Symposium in 2018

H-NET Symposium in 2018
This symposium took place in Budapest and brought together leading international experts on the hippocampus and memory across the lifespan and across levels of analysis. The aim was to further the understanding of hippocampal network contributions to cognition across the lifespan. more

Successor Projects

Rhythmen des Gedächtnisses und der Kognition über die Lebensspanne (RHYME)
Head: Markus Werkle-Bergner
The overarching objective of this project is to understand how the dynamic interplay of maturation, personal experiences, and senescence drives and affects plastic changes on neural and behavioral levels across the lifespan. more
Veränderungen von Gedächtnisrepräsentationen über die Lebensspanne (LIME)
Head: Myriam C. Sander
Within the framework of a Minerva Research Group, this project tracks the life cycle of memories in both mind and brain to understand how aging affects memory representations and performance. more

Key Publications (2010–2019)

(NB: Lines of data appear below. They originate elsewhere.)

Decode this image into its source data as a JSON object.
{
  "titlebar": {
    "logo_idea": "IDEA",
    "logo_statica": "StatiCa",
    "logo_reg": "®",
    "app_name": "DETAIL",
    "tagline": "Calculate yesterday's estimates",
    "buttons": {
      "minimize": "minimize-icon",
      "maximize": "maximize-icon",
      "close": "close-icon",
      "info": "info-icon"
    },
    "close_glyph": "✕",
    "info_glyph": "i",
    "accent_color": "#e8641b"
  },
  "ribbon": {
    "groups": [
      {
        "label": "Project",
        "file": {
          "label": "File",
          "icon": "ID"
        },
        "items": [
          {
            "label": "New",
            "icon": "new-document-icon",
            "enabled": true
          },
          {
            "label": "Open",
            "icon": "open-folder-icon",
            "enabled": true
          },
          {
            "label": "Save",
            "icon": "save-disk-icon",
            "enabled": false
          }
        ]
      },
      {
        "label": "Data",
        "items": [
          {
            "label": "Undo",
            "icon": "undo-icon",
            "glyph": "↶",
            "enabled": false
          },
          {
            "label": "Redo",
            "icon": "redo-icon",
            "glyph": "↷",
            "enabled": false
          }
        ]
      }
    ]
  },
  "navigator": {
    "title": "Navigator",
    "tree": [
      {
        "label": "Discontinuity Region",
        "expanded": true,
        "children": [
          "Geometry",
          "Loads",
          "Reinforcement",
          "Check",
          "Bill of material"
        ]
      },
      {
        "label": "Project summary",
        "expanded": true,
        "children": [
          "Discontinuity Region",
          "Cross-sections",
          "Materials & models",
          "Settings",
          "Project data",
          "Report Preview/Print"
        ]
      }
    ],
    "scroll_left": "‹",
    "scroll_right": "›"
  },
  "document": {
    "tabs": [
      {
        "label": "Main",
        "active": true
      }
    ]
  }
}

Muehlroth, B. E., Sander, M. C., Fandakova, Y., Grandy, T. H., Rasch, B., Shing, Y. L., & Werkle-Bergner, M. (2019). Precise slow oscillation-spindle coupling promotes memory consolidation in younger and older adults. Scientific Reports, 9, Article 1940. https://doi.org/10.1038/s41598-018-36557-z
Keresztes, A., Ngo, C. T., Lindenberger, U., Werkle-Bergner, M., & Newcombe, N. S. (2018). Hippocampal maturation drives memory from generalization to specificity. Trends in Cognitive Sciences, 22(8), 676–686. https://doi.org/10.1016/j.tics.2018.05.004
Karch, J. D., Sander, M. C., von Oertzen, T., Brandmaier, A. M., & Werkle-Bergner, M. (2015). Using within-subject pattern classification to understand lifespan age differences in oscillatory mechanisms of working memory selection and maintenance. NeuroImage, 118, 538–552. https://doi.org/10.1016/j.neuroimage.2015.04.038
Sander, M. C., Lindenberger, U., & Werkle-Bergner, M. (2012). Lifespan age differences in working memory: A two-component framework. Neuroscience & Biobehavioral Reviews, 36(9), 2007–2033. https://doi.org/10.1016/j.neubiorev.2012.06.004
Shing, Y. L., Werkle-Bergner, M., Brehmer, Y., Müller, V., Li, S.-C., & Lindenberger, U. (2010). Episodic memory across the lifespan: The contributions of associative and strategic components. Neuroscience & Biobehavioral Reviews, 34(7), 1080–1091. https://doi.org/10.1016/j.neubiorev.2009.11.002
Go to Editor View